**To do:** Without the pictures, give every record again exactly.

**Supplied data:**
<<<<

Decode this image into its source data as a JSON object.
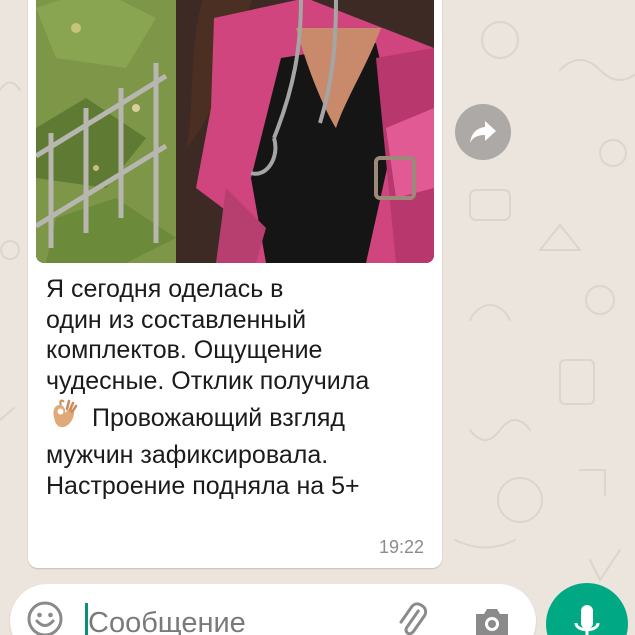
{
  "message": {
    "lines": [
      "Я сегодня оделась в",
      "один из составленный",
      "комплектов. Ощущение",
      "чудесные. Отклик получила",
      "Провожающий взгляд",
      "мужчин зафиксировала.",
      "Настроение подняла на 5+"
    ],
    "emoji_icon": "ok-hand-icon",
    "time": "19:22"
  },
  "composer": {
    "placeholder": "Сообщение",
    "value": ""
  },
  "colors": {
    "accent": "#00a884",
    "bubble": "#ffffff",
    "background": "#ece5dd",
    "time_text": "#8c8c8c"
  },
  "icons": {
    "forward": "share-forward-icon",
    "emoji": "smiley-icon",
    "attach": "paperclip-icon",
    "camera": "camera-icon",
    "mic": "microphone-icon"
  }
}
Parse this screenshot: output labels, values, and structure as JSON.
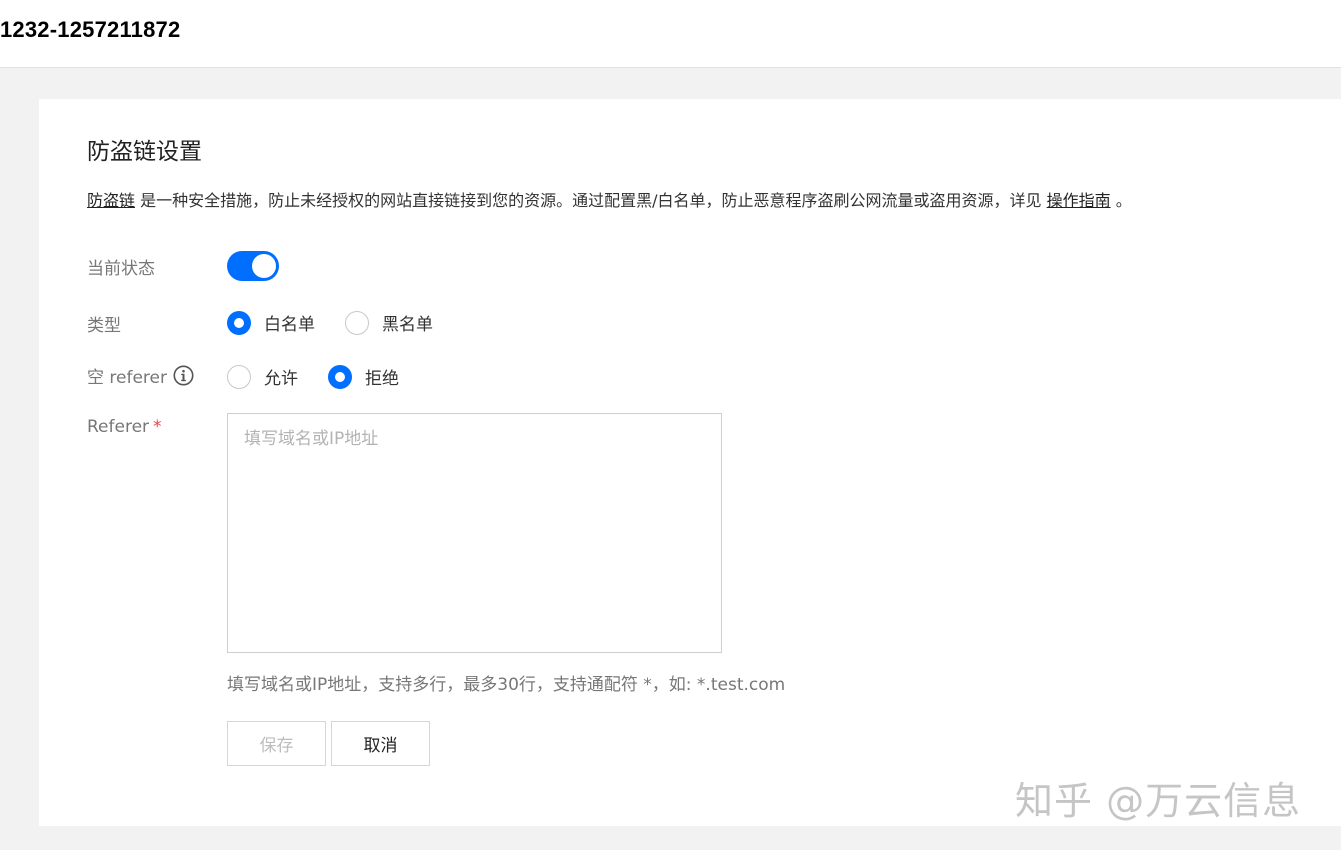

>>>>

**Written solution:**
Decode this image into its source data as a JSON object.
{
  "message": {
    "lines": [
      "Я сегодня оделась в",
      "один из составленный",
      "комплектов. Ощущение",
      "чудесные. Отклик получила",
      "Провожающий взгляд",
      "мужчин зафиксировала.",
      "Настроение подняла на 5+"
    ],
    "emoji_icon": "ok-hand-icon",
    "time": "19:22"
  },
  "composer": {
    "placeholder": "Сообщение",
    "value": ""
  },
  "colors": {
    "accent": "#00a884",
    "bubble": "#ffffff",
    "background": "#ece5dd",
    "time_text": "#8c8c8c"
  },
  "icons": {
    "forward": "share-forward-icon",
    "emoji": "smiley-icon",
    "attach": "paperclip-icon",
    "camera": "camera-icon",
    "mic": "microphone-icon"
  }
}
Parse this screenshot: output labels, values, and structure as JSON.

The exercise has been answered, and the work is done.